Werner Herzog’s film “White Diamond” is one more chapter in the filmmaker’s ongoing investigation of single-minded, seemingly im-possible dreams and the people who have them. Graham Dorrington wanted to be an astronaut and has night dreams of floating in the air. He believes his dreams can come true through feats of engineering and design: His goal is to perfect the zeppelin. Dorrington has created a small-scale version of his technology that he plans to use to film uncharted parts of the Amazon.
Dreaming of flying is an obvious enough metaphor — it’s the dream of freedom that anyone might have. For Dorrington, it seems to be the dream of breaking free of the shackles of science and structure, the dream of making dreams work regardless of the reality around him.
If reality is his claustrophobic lab in England, the rainforest presents a dreamland where the scientific hopes to take on mystical proportions, where the airship becomes as much a part of the landscape as the grand waterfall nearby — Kaieteur which, at four times the height of Niagara Falls, is accompanied by generations of legends.
The waterfall’s majesty is breathtaking, with the waters that spill over taking a fiery crimson hew, often filmed with groups of birds in free flight using it as a vivid backdrop for the canvas of their flight.
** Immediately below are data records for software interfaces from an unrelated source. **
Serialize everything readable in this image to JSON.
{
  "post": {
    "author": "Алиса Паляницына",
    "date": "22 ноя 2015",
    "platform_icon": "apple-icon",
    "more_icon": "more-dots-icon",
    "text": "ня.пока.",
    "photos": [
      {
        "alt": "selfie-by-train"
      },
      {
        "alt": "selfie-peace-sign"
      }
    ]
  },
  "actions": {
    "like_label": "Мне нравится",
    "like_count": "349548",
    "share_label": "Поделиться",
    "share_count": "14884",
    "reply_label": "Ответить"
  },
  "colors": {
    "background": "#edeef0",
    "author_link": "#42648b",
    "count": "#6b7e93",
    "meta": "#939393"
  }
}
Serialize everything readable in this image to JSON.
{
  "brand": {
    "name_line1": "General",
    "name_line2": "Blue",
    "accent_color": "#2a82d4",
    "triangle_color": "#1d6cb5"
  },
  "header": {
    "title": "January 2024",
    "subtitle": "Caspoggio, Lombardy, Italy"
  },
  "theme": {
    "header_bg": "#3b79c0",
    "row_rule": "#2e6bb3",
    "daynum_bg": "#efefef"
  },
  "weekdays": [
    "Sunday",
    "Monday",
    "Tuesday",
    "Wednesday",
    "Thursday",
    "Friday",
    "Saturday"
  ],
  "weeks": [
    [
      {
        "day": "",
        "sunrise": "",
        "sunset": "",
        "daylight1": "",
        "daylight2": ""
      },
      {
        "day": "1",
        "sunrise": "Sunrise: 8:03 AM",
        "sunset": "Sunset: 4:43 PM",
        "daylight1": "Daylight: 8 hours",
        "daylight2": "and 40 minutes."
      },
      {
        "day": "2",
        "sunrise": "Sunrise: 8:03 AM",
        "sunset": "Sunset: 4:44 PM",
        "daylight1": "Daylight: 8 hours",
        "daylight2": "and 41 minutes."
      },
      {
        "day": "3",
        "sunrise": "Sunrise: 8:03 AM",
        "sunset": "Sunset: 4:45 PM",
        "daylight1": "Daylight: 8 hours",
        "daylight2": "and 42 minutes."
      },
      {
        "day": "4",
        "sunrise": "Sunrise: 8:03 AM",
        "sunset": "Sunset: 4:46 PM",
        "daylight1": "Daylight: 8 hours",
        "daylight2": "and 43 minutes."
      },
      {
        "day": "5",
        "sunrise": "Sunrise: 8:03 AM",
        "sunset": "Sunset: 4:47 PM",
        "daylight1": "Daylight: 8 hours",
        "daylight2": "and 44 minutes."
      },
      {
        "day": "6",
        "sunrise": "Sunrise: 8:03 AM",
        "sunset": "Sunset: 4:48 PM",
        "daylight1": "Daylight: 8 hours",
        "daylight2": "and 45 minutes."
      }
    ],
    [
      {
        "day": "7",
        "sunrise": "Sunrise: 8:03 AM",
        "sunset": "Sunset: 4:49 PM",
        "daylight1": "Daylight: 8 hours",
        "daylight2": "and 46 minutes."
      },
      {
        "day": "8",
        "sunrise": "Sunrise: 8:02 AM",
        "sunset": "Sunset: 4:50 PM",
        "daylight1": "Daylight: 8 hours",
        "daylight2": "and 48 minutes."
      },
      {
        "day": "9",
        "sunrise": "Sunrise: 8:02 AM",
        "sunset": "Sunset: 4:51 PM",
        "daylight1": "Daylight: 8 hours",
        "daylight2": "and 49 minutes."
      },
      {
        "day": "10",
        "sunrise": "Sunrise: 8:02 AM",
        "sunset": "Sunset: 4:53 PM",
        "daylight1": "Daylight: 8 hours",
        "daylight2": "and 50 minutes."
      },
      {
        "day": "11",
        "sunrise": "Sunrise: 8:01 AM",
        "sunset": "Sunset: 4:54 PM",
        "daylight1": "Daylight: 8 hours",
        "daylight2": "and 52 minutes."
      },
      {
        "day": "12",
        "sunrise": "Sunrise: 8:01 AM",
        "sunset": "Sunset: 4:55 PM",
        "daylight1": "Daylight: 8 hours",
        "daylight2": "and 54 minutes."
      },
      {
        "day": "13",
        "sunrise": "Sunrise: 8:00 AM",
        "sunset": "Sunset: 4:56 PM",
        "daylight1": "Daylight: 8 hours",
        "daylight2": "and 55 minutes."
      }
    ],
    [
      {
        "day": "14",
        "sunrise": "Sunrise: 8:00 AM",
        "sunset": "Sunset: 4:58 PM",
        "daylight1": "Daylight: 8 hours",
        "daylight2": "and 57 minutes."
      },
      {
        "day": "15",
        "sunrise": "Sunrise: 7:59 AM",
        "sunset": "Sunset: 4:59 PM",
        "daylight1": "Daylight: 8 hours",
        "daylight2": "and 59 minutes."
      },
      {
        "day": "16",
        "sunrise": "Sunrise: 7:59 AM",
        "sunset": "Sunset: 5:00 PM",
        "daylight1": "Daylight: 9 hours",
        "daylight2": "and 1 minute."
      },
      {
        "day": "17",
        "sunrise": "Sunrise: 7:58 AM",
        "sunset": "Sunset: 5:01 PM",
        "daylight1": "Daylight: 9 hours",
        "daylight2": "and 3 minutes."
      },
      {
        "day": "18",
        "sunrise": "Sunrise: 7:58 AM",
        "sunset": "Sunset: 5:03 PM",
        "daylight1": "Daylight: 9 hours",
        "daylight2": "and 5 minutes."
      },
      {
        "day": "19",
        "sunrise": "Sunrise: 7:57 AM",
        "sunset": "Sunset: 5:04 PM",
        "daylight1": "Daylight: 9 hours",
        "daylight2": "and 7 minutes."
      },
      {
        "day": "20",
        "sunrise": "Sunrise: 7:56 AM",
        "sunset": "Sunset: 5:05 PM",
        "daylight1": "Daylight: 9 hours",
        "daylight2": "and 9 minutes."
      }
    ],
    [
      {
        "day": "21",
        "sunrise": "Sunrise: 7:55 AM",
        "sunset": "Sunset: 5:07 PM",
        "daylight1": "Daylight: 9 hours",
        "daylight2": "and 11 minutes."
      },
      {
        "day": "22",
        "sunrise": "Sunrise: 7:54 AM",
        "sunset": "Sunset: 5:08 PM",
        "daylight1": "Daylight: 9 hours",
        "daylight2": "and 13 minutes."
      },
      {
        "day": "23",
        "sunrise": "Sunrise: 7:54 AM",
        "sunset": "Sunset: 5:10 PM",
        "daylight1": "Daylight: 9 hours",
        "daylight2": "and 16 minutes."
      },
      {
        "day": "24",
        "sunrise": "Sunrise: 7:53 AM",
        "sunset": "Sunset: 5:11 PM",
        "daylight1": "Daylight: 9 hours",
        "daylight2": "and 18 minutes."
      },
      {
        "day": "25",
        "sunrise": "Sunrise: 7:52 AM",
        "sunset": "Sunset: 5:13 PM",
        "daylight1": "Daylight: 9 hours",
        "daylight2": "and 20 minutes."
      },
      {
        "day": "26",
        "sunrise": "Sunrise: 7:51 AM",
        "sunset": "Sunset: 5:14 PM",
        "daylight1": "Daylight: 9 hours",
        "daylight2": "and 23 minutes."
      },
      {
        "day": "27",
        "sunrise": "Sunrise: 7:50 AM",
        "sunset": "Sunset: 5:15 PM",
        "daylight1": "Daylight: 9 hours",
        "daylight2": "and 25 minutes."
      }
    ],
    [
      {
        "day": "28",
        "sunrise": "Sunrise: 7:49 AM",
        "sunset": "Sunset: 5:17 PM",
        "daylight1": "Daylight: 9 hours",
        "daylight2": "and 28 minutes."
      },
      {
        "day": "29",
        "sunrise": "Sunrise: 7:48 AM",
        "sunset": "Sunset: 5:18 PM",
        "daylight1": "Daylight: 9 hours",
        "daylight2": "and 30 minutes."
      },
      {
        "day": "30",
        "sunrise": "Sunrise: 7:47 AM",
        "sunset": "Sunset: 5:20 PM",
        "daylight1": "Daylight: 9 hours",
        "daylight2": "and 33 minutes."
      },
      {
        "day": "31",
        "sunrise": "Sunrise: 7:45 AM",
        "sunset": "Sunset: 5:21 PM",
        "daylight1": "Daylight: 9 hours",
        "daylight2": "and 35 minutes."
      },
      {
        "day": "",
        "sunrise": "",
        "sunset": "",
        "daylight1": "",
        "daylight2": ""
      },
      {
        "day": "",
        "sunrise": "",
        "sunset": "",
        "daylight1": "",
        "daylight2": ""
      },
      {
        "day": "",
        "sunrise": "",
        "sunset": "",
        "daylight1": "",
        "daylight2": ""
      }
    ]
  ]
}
In the beginning of the film, Herzog goes over the history of aviation, with an accent on the big dreams and failures and how one field — contrary to the flow of history and science — drifted away from airplanes and toward airships. As we all know, the Hindenberg put an end to any dreams of zeppelins littering the skies of the world. Dorrington has his own Hindenberg, an accident with a previous test airship that resulted in the death of a documentary filmmaker whose talent and bravery are the obvious inspiration for Dorrington carrying on.
In one of the various thematic threads that twist through the film, it becomes apparent that Dorrington refuses to let his own disaster dictate the future of his work and dreams. On the small shoulders of this one man lies a massive effort to reclaim the shame that history has brought to the airship.
At the center of the film is a local man, Mark Anthony, on whom Herzog casts Dorrington’s dreams as a man dreaming of flight. Anthony, it seems, is everything Dorrington wishes he could be, an unschooled man of intuition who wanders free in the world. Despite this air, the thing the two men share is that desire to float, and their desires become twin destinies.
Under Herzog’s guidance, this story becomes a subtle slice of poetry, not as in your face as “Grizzly Man” or “My Best Fiend.” The darkness here is gentle and any madness comes off as determined and brave. Herzog manages to capture not only the depths of Dorrington’s mission, but also the exotic world around his camp, the place he has chosen to achieve his dream, mixing it all up into a complicated look at the way mind and world fit together with just the right meaning.